Column : Top profs must get 4 times regular salary

Written by Kaushik Basu | Updated: Jun 28 2009, 03:58am hrs
The broad ideas outlined in the main report, such as forming an apex body for managing Indias higher-education sector, nurturing inter-disciplinarity and extending university education to much larger and diverse segments of the populationare commendable. My apprehension, however, is that without more detailed plans of action and sharper targets these broad aims will remain unfulfilled, like so many well-meaning previous pronouncements. What I mention here are items which, in my opinion, deserve consideration but are omitted or not emphasised in the report and also some fine points on which I have a difference of opinion.

First, the main report speaks about the need for greater autonomy for colleges and universities. However, one stumbling block for this objective is the huge power vested in the UGC and AICTE. There is need for these organisations to divest themselves of some of this power. Also, there should be a refocusing of their main function. One principal activity of a revised UGC should be to rate universities and institutes of higher education. As we know from the modern industrial sector, good quality rating is vital for the economy and successful nations spend a lot to collate information and rate corporations. The UGC should, likewise, produce and publicise ratings of and information about all universities and institutes of higher education. This should be a detailed, annual exercise and be prominently available on a website.

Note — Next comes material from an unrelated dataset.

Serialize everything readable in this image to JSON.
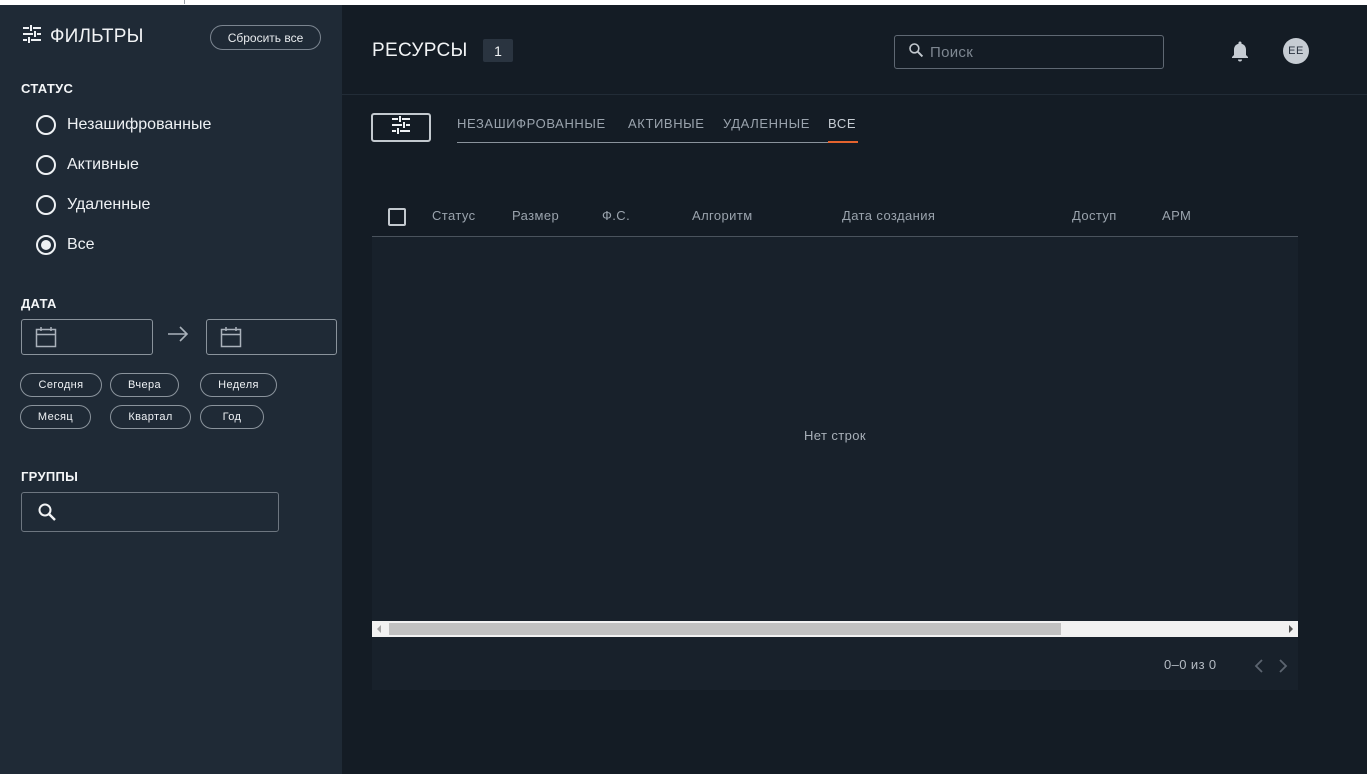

Second, we have to recognise that it is not possible for any government, let alone the government of a developing nation, to run over three hundred universities with equal generosity. This takes us to the touchy topic of salaries and research support. The old system of a flat scale, where every professor was supported in the same way across all the over-300 universities, was once an attractive idea. It is no longer feasible. On the one hand, most nations are switching over to the system of special salaries and research budgets for star researchers and professors. This began with the US. Now other nations, including UK and even China, have switched to this. On the other hand, corporate salaries have gone through the roof. Given these facts (about which there is little that we can do), if we want to attract top talent to research and teaching, we have to allow for pay differentials. The exact modality of this will entail discussion and debate. Two ways of doing this are: first, designating, say, 20 universities, as centres of excellence and putting them on a higher funding scale. The list of top 20 should be evaluated and revised every three years so that all universities stand a chance of getting there. The second option is to select a small number of professors in each field from the entire nation and place them on a higher salary and research support. By higher salary I do not mean 5% or 10% higher but three or four times the regular professorial salary.

Third, we should allow private sector money to come into higher education. Surreptitious privatisation is already a fact of life. It will be better to let this happen openly; there can then also be open monitoring.

Finally, this is the time to consider steps to make India into the worlds major hub for higher education. Given our historic (though eroding) advantage in higher education, our strength in the English language and our low cost-of-living, it is possible for India to position itself as a major destination for students not just from poor countries, but rich, industrialised nations, such as Korea, UK and even the US. One reason why an African student goes to the US to study is to then acquire the right to stay on there and work. Attracting such a student will not be easy. But consider an American student who anyway has the right to go back to the US and work there. In the US each year of education costs approximately, $50,000 or Rs. 25 lakh. If India can build some good universities with high quality residences for students and advertise globally, India can give this market tough competition. If India charges tuition fees of Rs 5 lakh per annum from foreign students, then with all other overheads a student can get quality education for Rs 8 lakh per annum, which is 1/3rd the cost in the US.

The author is professor of economics, Cornell University and was a member of the Yashpal committee. This is an extract from his note of dissent